Data records:
——

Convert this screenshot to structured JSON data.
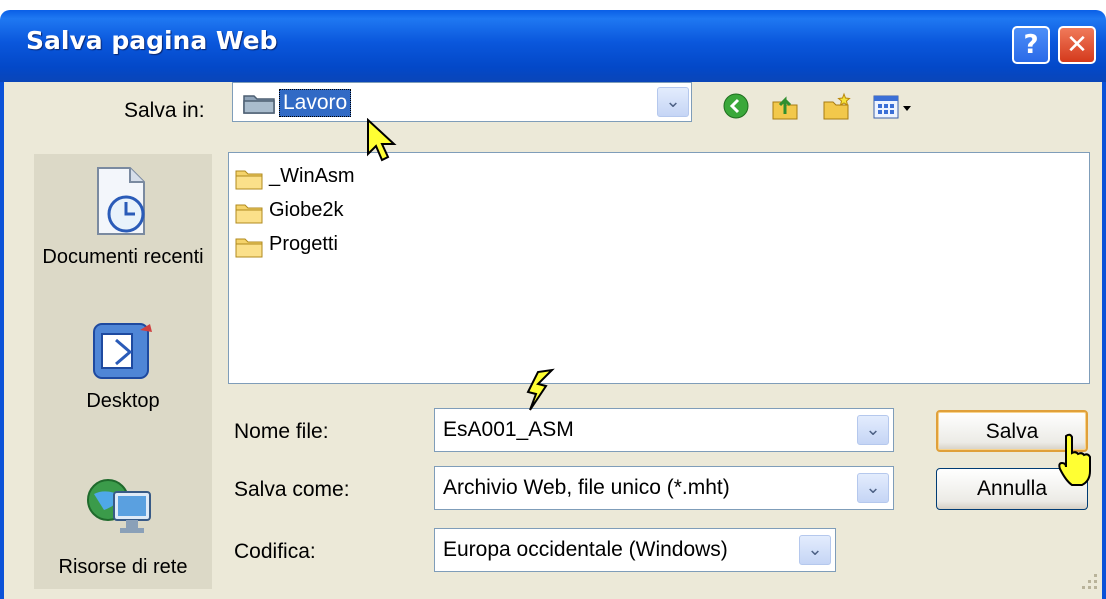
{
  "window": {
    "title": "Salva pagina Web",
    "help_glyph": "?",
    "close_glyph": "✕"
  },
  "save_in": {
    "label": "Salva in:",
    "value": "Lavoro"
  },
  "toolbar": {
    "icons": [
      "back-icon",
      "up-folder-icon",
      "new-folder-icon",
      "view-menu-icon"
    ]
  },
  "places": [
    {
      "label": "Documenti recenti",
      "icon": "recent-documents-icon"
    },
    {
      "label": "Desktop",
      "icon": "desktop-icon"
    },
    {
      "label": "Risorse di rete",
      "icon": "network-icon"
    }
  ],
  "files": [
    "_WinAsm",
    "Giobe2k",
    "Progetti"
  ],
  "filename": {
    "label": "Nome file:",
    "value": "EsA001_ASM"
  },
  "save_as": {
    "label": "Salva come:",
    "value": "Archivio Web, file unico (*.mht)"
  },
  "encoding": {
    "label": "Codifica:",
    "value": "Europa occidentale (Windows)"
  },
  "buttons": {
    "save": "Salva",
    "cancel": "Annulla"
  },
  "colors": {
    "title_bar": "#0a57dc",
    "dialog_bg": "#ece9d8",
    "selection": "#316ac5",
    "cursor": "#ffff33"
  }
}
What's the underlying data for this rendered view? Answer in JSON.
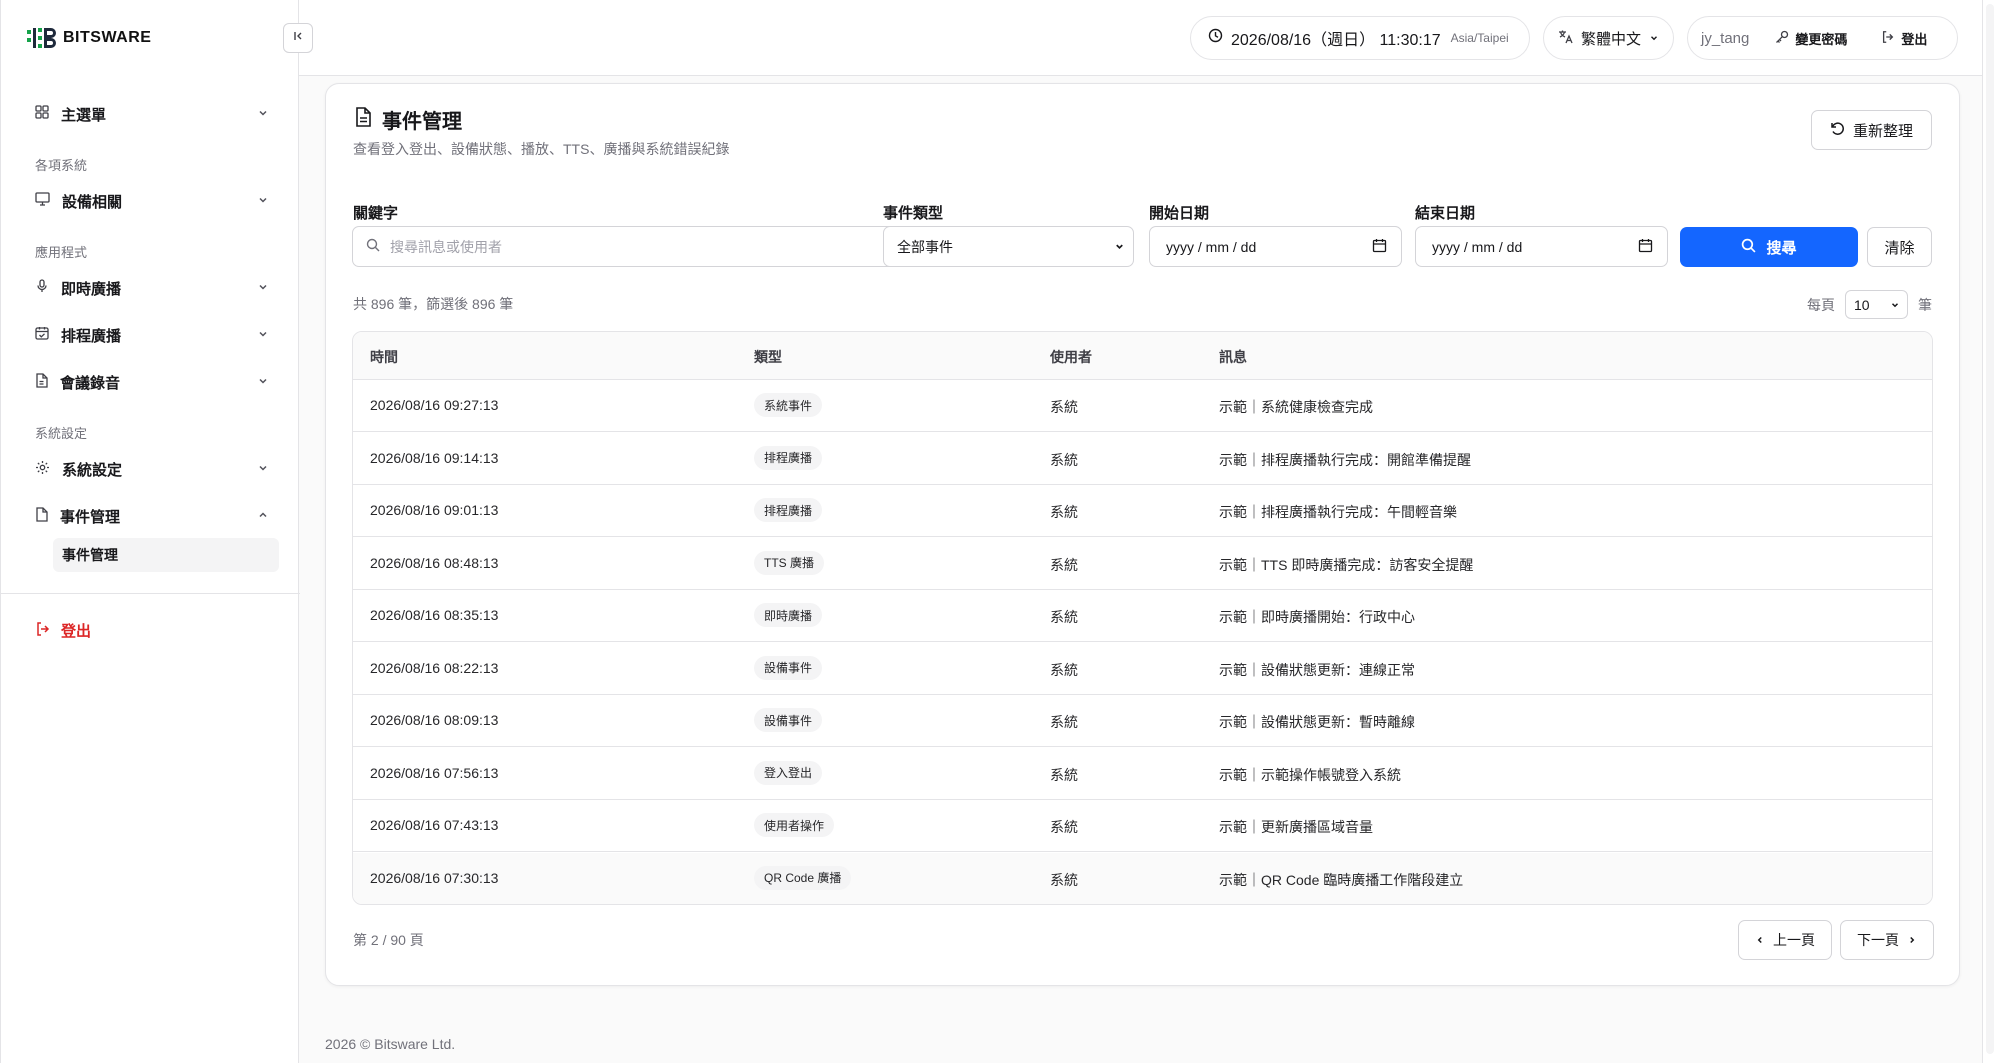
{
  "brand": {
    "name": "BITSWARE"
  },
  "sidebar": {
    "main_menu": "主選單",
    "group_systems": "各項系統",
    "devices": "設備相關",
    "group_apps": "應用程式",
    "live_broadcast": "即時廣播",
    "scheduled_broadcast": "排程廣播",
    "meeting_recording": "會議錄音",
    "group_settings": "系統設定",
    "system_settings": "系統設定",
    "event_management": "事件管理",
    "event_management_sub": "事件管理",
    "logout": "登出"
  },
  "topbar": {
    "datetime": "2026/08/16（週日） 11:30:17",
    "timezone": "Asia/Taipei",
    "language": "繁體中文",
    "username": "jy_tang",
    "change_password": "變更密碼",
    "logout": "登出"
  },
  "page": {
    "title": "事件管理",
    "subtitle": "查看登入登出、設備狀態、播放、TTS、廣播與系統錯誤紀錄",
    "refresh": "重新整理"
  },
  "filters": {
    "keyword_label": "關鍵字",
    "keyword_placeholder": "搜尋訊息或使用者",
    "type_label": "事件類型",
    "type_value": "全部事件",
    "start_label": "開始日期",
    "start_value": "yyyy / mm / dd",
    "end_label": "結束日期",
    "end_value": "yyyy / mm / dd",
    "search": "搜尋",
    "clear": "清除"
  },
  "summary": {
    "count_text": "共 896 筆，篩選後 896 筆",
    "per_page_label": "每頁",
    "per_page_value": "10",
    "per_page_unit": "筆"
  },
  "table": {
    "headers": {
      "time": "時間",
      "type": "類型",
      "user": "使用者",
      "message": "訊息"
    },
    "rows": [
      {
        "time": "2026/08/16 09:27:13",
        "type": "系統事件",
        "user": "系統",
        "message": "示範｜系統健康檢查完成"
      },
      {
        "time": "2026/08/16 09:14:13",
        "type": "排程廣播",
        "user": "系統",
        "message": "示範｜排程廣播執行完成：開館準備提醒"
      },
      {
        "time": "2026/08/16 09:01:13",
        "type": "排程廣播",
        "user": "系統",
        "message": "示範｜排程廣播執行完成：午間輕音樂"
      },
      {
        "time": "2026/08/16 08:48:13",
        "type": "TTS 廣播",
        "user": "系統",
        "message": "示範｜TTS 即時廣播完成：訪客安全提醒"
      },
      {
        "time": "2026/08/16 08:35:13",
        "type": "即時廣播",
        "user": "系統",
        "message": "示範｜即時廣播開始：行政中心"
      },
      {
        "time": "2026/08/16 08:22:13",
        "type": "設備事件",
        "user": "系統",
        "message": "示範｜設備狀態更新：連線正常"
      },
      {
        "time": "2026/08/16 08:09:13",
        "type": "設備事件",
        "user": "系統",
        "message": "示範｜設備狀態更新：暫時離線"
      },
      {
        "time": "2026/08/16 07:56:13",
        "type": "登入登出",
        "user": "系統",
        "message": "示範｜示範操作帳號登入系統"
      },
      {
        "time": "2026/08/16 07:43:13",
        "type": "使用者操作",
        "user": "系統",
        "message": "示範｜更新廣播區域音量"
      },
      {
        "time": "2026/08/16 07:30:13",
        "type": "QR Code 廣播",
        "user": "系統",
        "message": "示範｜QR Code 臨時廣播工作階段建立"
      }
    ]
  },
  "pagination": {
    "info": "第 2 / 90 頁",
    "prev": "上一頁",
    "next": "下一頁"
  },
  "footer": {
    "text": "2026 © Bitsware Ltd."
  },
  "colors": {
    "primary": "#1466ff",
    "danger": "#dc2626",
    "brand_green": "#16a34a"
  }
}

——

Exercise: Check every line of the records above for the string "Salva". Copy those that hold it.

Completed task:
    "title": "Salva pagina Web",
    "label": "Salva in:",
    "label": "Salva come:",
    "save": "Salva",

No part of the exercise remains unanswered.